---------- EXTRACTED MATERIAL ----------

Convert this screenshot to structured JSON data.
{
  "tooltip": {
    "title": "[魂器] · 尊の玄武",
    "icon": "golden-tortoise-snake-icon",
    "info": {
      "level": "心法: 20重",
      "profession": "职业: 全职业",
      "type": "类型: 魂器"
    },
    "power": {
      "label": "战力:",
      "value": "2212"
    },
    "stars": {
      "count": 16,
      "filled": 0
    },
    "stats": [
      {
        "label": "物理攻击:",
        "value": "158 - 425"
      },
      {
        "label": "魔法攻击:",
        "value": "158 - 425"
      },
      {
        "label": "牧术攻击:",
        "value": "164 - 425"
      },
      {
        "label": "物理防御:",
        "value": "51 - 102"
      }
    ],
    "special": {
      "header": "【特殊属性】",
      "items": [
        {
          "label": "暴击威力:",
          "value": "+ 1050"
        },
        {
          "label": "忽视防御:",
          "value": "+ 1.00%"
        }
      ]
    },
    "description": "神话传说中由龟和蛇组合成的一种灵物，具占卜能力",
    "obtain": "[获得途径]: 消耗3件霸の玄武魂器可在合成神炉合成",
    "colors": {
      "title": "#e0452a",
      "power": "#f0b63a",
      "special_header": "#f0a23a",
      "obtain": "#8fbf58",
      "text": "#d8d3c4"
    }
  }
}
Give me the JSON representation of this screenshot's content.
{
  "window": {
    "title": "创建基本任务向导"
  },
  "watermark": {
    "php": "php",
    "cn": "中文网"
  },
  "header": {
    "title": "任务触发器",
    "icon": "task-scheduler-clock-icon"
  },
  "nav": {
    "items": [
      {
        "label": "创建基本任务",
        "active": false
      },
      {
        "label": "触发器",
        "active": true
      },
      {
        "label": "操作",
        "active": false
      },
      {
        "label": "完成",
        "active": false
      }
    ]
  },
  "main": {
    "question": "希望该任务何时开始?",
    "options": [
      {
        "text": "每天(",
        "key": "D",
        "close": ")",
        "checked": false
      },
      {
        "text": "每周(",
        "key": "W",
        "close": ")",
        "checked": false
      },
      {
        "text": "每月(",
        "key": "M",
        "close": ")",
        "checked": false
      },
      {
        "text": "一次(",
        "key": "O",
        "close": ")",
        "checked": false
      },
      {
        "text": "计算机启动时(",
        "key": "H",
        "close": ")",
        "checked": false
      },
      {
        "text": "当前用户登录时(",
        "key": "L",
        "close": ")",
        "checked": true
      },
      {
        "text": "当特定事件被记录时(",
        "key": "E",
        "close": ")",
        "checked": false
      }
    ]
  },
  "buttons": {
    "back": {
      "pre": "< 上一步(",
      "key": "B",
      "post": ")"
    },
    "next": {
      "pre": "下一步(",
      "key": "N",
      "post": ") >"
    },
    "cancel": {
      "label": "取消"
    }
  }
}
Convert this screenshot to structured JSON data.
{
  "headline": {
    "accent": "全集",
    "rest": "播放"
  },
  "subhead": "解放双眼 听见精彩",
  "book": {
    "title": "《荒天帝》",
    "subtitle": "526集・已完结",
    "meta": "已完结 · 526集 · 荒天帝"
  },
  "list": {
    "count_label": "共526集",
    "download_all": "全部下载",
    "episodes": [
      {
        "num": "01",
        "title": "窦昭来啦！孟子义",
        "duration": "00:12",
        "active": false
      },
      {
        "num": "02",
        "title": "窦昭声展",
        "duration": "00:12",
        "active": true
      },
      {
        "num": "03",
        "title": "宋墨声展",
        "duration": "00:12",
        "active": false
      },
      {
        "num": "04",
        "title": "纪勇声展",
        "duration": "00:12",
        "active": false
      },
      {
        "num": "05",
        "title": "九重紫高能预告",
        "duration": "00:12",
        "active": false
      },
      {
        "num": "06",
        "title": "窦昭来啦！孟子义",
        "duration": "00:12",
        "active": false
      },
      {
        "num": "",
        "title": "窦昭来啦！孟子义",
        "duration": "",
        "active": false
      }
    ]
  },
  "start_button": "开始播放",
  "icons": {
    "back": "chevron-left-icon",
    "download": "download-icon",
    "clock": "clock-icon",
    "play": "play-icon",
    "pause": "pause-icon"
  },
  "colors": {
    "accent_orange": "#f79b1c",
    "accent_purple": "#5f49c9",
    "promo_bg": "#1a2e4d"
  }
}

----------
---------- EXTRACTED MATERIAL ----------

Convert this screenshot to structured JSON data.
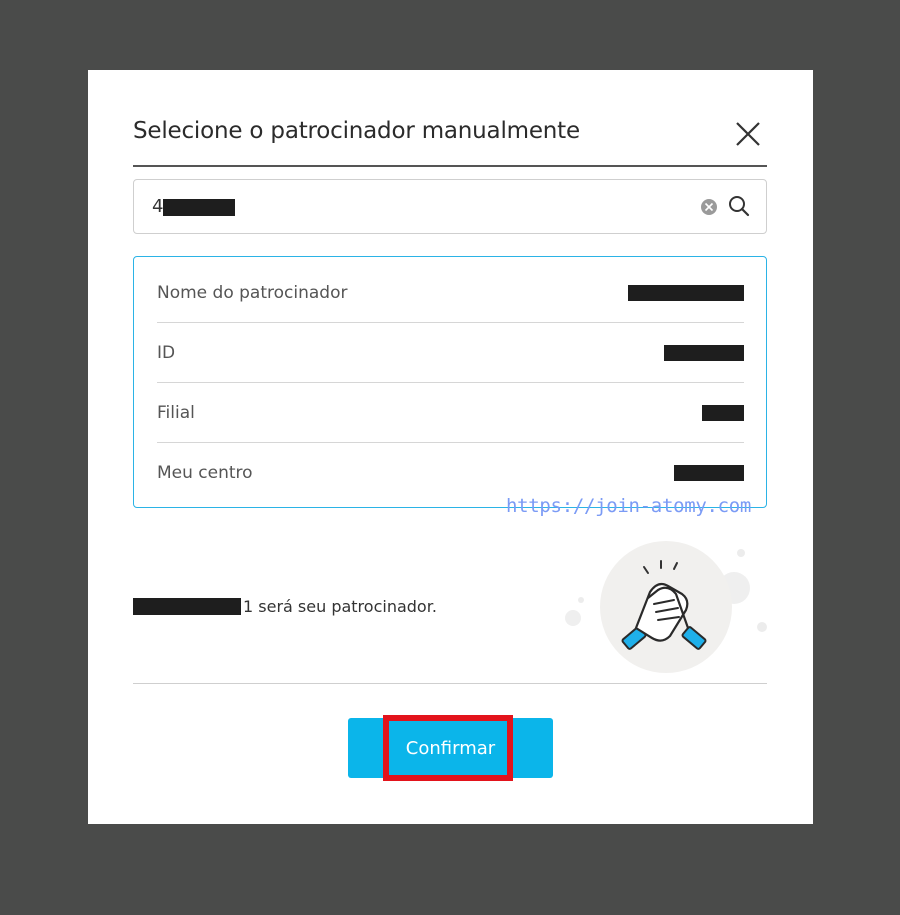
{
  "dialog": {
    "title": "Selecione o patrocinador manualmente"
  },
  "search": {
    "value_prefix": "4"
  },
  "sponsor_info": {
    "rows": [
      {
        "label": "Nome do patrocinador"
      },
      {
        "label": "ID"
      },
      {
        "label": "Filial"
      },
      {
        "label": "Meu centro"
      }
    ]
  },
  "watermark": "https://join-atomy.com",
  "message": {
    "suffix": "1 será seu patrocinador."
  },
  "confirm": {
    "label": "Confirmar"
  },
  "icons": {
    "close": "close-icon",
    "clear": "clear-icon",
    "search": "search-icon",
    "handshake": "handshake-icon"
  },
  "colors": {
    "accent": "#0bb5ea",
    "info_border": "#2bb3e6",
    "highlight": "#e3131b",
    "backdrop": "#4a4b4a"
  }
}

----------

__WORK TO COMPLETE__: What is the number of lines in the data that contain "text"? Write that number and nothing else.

__TASK ANSWER__: 8